Community , Culture

Braiding the Sacred gathering brings new ideas and hopes for seed and food preservation

On a cool and crisp November morning, participants of the first Braiding the Sacred gathering cleared and prepared the community gardens at Bird Creek Farms for winter.

The three-day gathering, Nov. 3-5, was the first of its kind in northeastern Oklahoma, bringing together 40 traditional corn growers from all over the country. They discussed various methods of seed preservation, food preparation, food gathering techniques, growing traditional foods and the best methods to help their respective tribal communities. Spearheading the gathering was Osage tribal member Keir Johnson-Reyes.

“Other tribes, they have similar struggles and similar successes. At times, it’s challenging to engage fellow tribal members in some of the important work around seed preservation but we also have a lot of interest emerging in our communities to begin growing more of our traditional foods and getting back to hunting and fishing,” he said. “Some of these important cultural elements of our ways show that food is a leveling force and we can at times get caught up with the day to day, but when we’re around the table and eating our traditional Osage foods it’s a powerful unifier. It was very nice to see that represented at our gathering.”

Tribes represented at the gathering included Cherokee Nation, Muscogee (Creek) Nation, Onondaga Nation, Mohawk Nation, Cheyenne & Arapaho Tribes, and more, he said. The biggest learning experience for him was watching the Osage cooks prepare the food.

“I’ve had just the absolute joy of working with some of our Pawhuska District cooks and just talking with them about food preparation, and the protocols. It has just been a really neat opportunity for me,” he said. “I’m someone who’s grown up in California and works diligently to maintain and grow a connection with our people out here in Oklahoma.”

Over the three days, the growers shared their stories in Talking Circles about their triumphs, their failures, and how to overcome. The first evening they played an Osage handgame, enjoyed a social dance and ate a traditional Osage meal prepared by Ginger Hollis and Marjorie Williams.

The second day of the gathering was filled with presentations, educational films and documentaries, planning and discussion. That evening they were special guests at Joe Hall’s Fall Dance in the Grayhorse Village. Blessings for the participants were given by Everett Waller and Hall.

A presentation was made by Angela Ferguson, Onondaga, and Roger Cook, Mohawk, on the methods of growing by the Onondaga Nation Farm Crew.

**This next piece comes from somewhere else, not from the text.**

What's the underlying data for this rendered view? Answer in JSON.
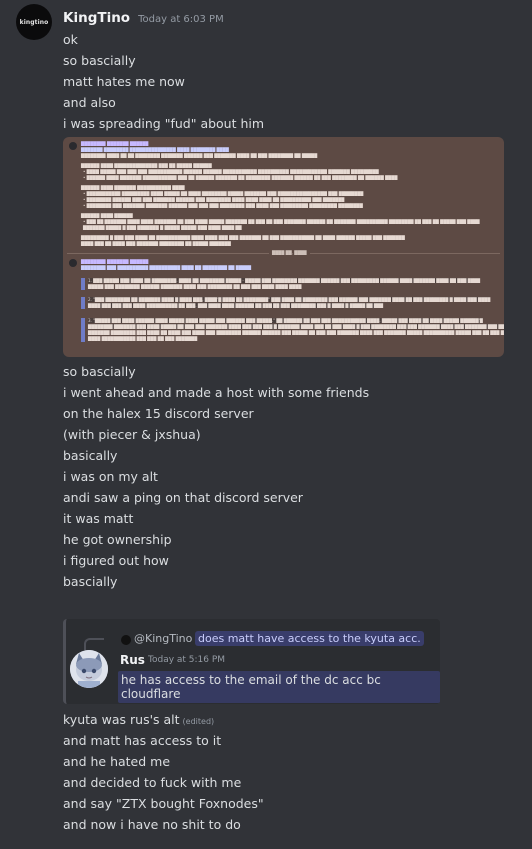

Ferguson said that growing traditional foods for your community is more than just giving away vegetables, it’s a source of empowerment for the Native community.

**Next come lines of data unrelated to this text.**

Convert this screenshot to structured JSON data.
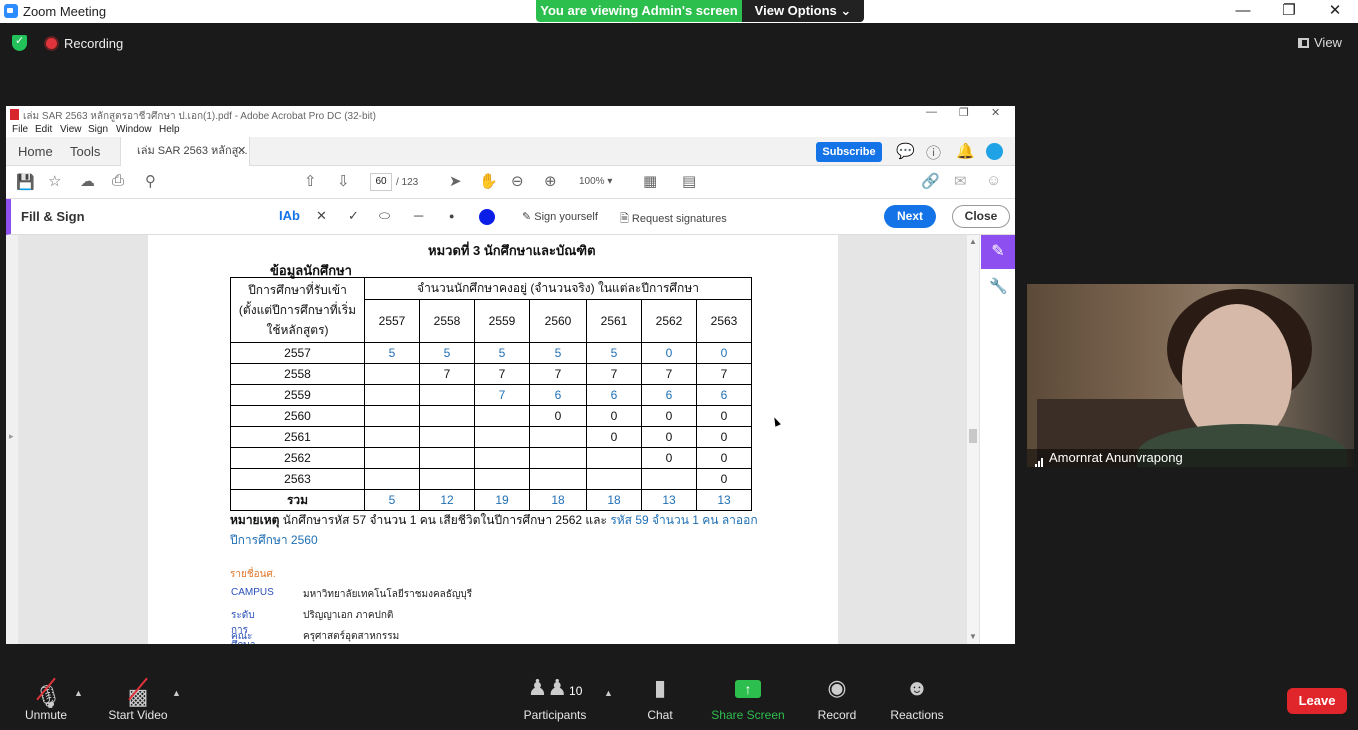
{
  "zoom": {
    "window_title": "Zoom Meeting",
    "banner_text": "You are viewing Admin's screen",
    "view_options_label": "View Options",
    "recording_label": "Recording",
    "view_label": "View",
    "participant_name": "Amornrat Anunvrapong"
  },
  "acrobat": {
    "window_title": "เล่ม SAR 2563 หลักสูตรอาชีวศึกษา ป.เอก(1).pdf - Adobe Acrobat Pro DC (32-bit)",
    "menu": [
      "File",
      "Edit",
      "View",
      "Sign",
      "Window",
      "Help"
    ],
    "tabs": {
      "home": "Home",
      "tools": "Tools",
      "doc": "เล่ม SAR 2563 หลักสู..."
    },
    "subscribe_label": "Subscribe",
    "page_current": "60",
    "page_total": "/ 123",
    "zoom_level": "100%",
    "fill_sign_title": "Fill & Sign",
    "text_tool_label": "IAb",
    "sign_yourself_label": "Sign yourself",
    "request_signatures_label": "Request signatures",
    "next_label": "Next",
    "close_label": "Close",
    "fill_color": "#0a1ee8",
    "accent_color": "#8e4ff0"
  },
  "document": {
    "section_title": "หมวดที่ 3 นักศึกษาและบัณฑิต",
    "subtitle": "ข้อมูลนักศึกษา",
    "table": {
      "row_header": "ปีการศึกษาที่รับเข้า (ตั้งแต่ปีการศึกษาที่เริ่มใช้หลักสูตร)",
      "group_header": "จำนวนนักศึกษาคงอยู่ (จำนวนจริง) ในแต่ละปีการศึกษา",
      "years": [
        "2557",
        "2558",
        "2559",
        "2560",
        "2561",
        "2562",
        "2563"
      ],
      "rows": [
        {
          "year": "2557",
          "cells": [
            "5",
            "5",
            "5",
            "5",
            "5",
            "0",
            "0"
          ]
        },
        {
          "year": "2558",
          "cells": [
            "",
            "7",
            "7",
            "7",
            "7",
            "7",
            "7"
          ]
        },
        {
          "year": "2559",
          "cells": [
            "",
            "",
            "7",
            "6",
            "6",
            "6",
            "6"
          ]
        },
        {
          "year": "2560",
          "cells": [
            "",
            "",
            "",
            "0",
            "0",
            "0",
            "0"
          ]
        },
        {
          "year": "2561",
          "cells": [
            "",
            "",
            "",
            "",
            "0",
            "0",
            "0"
          ]
        },
        {
          "year": "2562",
          "cells": [
            "",
            "",
            "",
            "",
            "",
            "0",
            "0"
          ]
        },
        {
          "year": "2563",
          "cells": [
            "",
            "",
            "",
            "",
            "",
            "",
            "0"
          ]
        }
      ],
      "total_label": "รวม",
      "totals": [
        "5",
        "12",
        "19",
        "18",
        "18",
        "13",
        "13"
      ]
    },
    "note_label": "หมายเหตุ",
    "note_text": "นักศึกษารหัส 57 จำนวน 1 คน เสียชีวิตในปีการศึกษา 2562 และ",
    "note_text_blue": "รหัส 59 จำนวน 1 คน ลาออกปีการศึกษา 2560",
    "list_heading": "รายชื่อนศ.",
    "list": [
      {
        "key": "CAMPUS",
        "value": "มหาวิทยาลัยเทคโนโลยีราชมงคลธัญบุรี"
      },
      {
        "key": "ระดับการศึกษา",
        "value": "ปริญญาเอก ภาคปกติ"
      },
      {
        "key": "คณะ",
        "value": "ครุศาสตร์อุตสาหกรรม"
      }
    ]
  },
  "toolbar": {
    "unmute": "Unmute",
    "start_video": "Start Video",
    "participants": "Participants",
    "participants_count": "10",
    "chat": "Chat",
    "share_screen": "Share Screen",
    "record": "Record",
    "reactions": "Reactions",
    "leave": "Leave"
  }
}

“We also deliver meat and fish and it’s had a huge impact on the male community and the youth, feeling such a useful part of who they are because that is what they used to do,” Ferguson said. “I think us getting back to that has helped to empower our men, I’m seeing it happen on a lot of different nations and I could see that happen here.”

She said the Onondaga have invested in growers for their community gardens and she employs 14 people, with four of those workers fishing and hunting full time. She said they also have youth working in the community gardens for the Onondaga with elders, and it is in the garden where they are bridging the gap. She said she has approval for 30 workers but farming isn’t for everyone.

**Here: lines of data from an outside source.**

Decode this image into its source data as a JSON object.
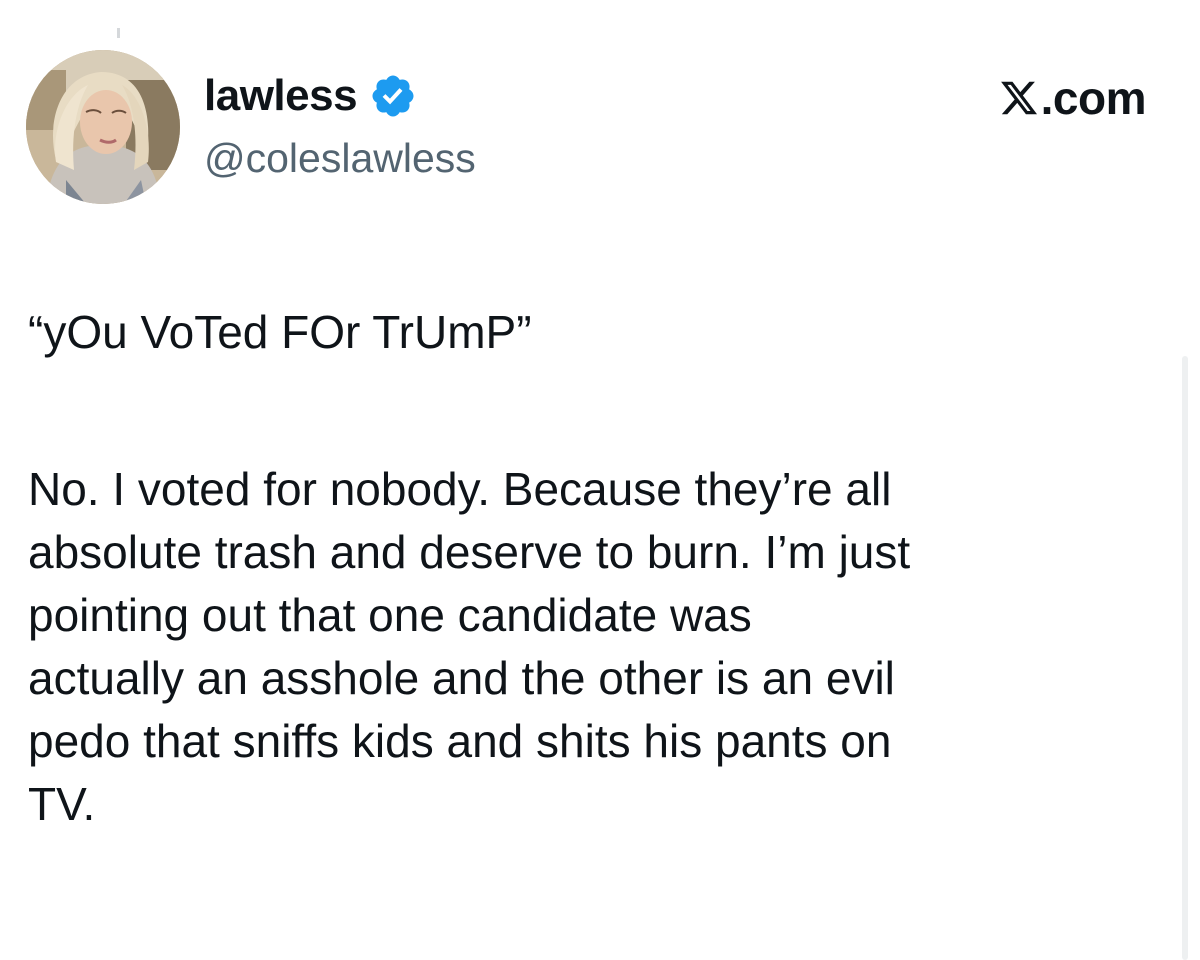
{
  "tweet": {
    "display_name": "lawless",
    "handle": "@coleslawless",
    "verified": true,
    "source_brand": ".com",
    "quote_line": "“yOu VoTed FOr TrUmP”",
    "body_lines": [
      "No. I voted for nobody. Because they’re all",
      "absolute trash and deserve to burn. I’m just",
      "pointing out that one candidate was",
      "actually an asshole and the other is an evil",
      "pedo that sniffs kids and shits his pants on",
      "TV."
    ]
  },
  "icons": {
    "verified": "verified-badge-icon",
    "brand": "x-logo-icon",
    "avatar": "profile-photo"
  },
  "colors": {
    "verified_blue": "#1d9bf0",
    "text_primary": "#0f1419",
    "text_secondary": "#536471"
  }
}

“I think if the Osage Nation could invest in putting job positions here [at Bird Creek Farms] for more people from the community to just put their hands in the ground – you could probably feed this whole nation,” she said. “Each person could probably tend to an acre by themselves and you’re talking about eight hours of work that promotes sobriety, it promotes getting back to your traditional roots, it promotes language, it promotes feeling a sense of self-worth because you’re feeding your people and I think with all this land here there’s room for more people to grow.”

Margaret Sisk, who is an Osage tribal member and the Community Gardens coordinator for Bird Creek Farms, said she is excited to have the opportunity to work with other tribal members as they tend to their garden plots. Bird Creek Farms sits on 270 acres and has three hoop houses for growing herbs and vegetables, an arbor for wood, a monarch butterfly habitat, community gardens and has four employees.

“We welcomed the participants from Braiding the Sacred gathering and we are so glad they’re here to help us prepare for the winter,” Sisk said. “Everybody that came to help, they are growers and they got right to work and did their work quickly. I just want to thank them for being here, for working as hard as they did, it’s fantastic.”

 

The Braiding the Sacred Coordinating Committee Wishes to Thank: 

Assistant Principal Chief Raymond Red Corn

Joe Hall

Vann Bighorse

Ginger and John Hollis

Marjorie Williams

Glenda Johnson-Reyes

Bruce Cass

Norris/Mason Bighorse and Anthony Kemble

Herman "Mogri" Lookout

Addie Roanhorse

Cameron Pratt

Principal Chief Geoffrey Standing Bear and the Osage Nation Executive Branch Staff

Osage Nation Foundation

Blue Stem Ranch LLC

Bird Creek Farms

Communities of Excellence

Addie Hudgins and the Osage Nation Cultural Department

Ryan RedCorn and Ben Brown with Buffalo Nickel Creative

Osage Nation IT Department

Grayhorse Fall Social Dance Committee, Cooks, and Singers